■ Work to be completed ■
Among the entries, find each line that includes the string "帮助病人解决困" and list it.

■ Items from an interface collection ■

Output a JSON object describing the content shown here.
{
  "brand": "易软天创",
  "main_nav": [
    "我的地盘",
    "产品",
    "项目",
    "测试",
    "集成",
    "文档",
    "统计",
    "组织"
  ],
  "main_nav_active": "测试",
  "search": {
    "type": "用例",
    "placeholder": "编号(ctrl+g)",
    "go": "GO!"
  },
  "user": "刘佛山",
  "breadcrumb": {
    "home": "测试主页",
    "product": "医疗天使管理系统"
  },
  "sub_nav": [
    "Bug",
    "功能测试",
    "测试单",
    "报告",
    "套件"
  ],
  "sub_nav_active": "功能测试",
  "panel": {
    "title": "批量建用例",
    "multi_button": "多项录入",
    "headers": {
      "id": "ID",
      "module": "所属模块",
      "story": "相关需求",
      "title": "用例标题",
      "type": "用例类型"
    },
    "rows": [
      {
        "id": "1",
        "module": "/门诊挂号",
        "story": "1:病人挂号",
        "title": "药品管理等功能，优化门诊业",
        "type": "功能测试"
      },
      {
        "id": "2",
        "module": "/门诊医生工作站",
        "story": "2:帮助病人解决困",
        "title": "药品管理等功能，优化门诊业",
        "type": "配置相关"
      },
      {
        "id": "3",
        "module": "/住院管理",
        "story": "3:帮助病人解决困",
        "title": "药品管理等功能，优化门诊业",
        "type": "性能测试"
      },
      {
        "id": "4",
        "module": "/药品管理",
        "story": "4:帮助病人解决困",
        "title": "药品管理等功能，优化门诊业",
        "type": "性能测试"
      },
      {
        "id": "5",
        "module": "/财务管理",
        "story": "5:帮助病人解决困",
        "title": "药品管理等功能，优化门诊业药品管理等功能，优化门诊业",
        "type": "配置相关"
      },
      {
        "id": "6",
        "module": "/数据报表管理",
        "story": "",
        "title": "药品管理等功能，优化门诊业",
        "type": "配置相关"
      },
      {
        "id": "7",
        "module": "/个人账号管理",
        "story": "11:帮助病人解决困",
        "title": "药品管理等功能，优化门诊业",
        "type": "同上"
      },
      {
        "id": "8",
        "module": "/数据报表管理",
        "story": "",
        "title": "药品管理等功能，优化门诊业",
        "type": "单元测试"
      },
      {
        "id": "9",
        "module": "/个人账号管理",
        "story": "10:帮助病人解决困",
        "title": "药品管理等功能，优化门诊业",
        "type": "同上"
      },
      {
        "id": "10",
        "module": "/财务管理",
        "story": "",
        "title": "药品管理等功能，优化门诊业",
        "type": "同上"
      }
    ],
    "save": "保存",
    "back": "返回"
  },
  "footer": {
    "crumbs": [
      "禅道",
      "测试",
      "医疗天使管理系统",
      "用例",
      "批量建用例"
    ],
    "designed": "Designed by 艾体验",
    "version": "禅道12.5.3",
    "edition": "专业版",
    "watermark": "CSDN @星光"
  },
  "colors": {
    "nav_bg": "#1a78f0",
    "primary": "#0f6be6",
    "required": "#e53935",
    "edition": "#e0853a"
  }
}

■ Answer for the task ■
        "story": "2:帮助病人解决困",
        "story": "3:帮助病人解决困",
        "story": "4:帮助病人解决困",
        "story": "5:帮助病人解决困",
        "story": "11:帮助病人解决困",
        "story": "10:帮助病人解决困",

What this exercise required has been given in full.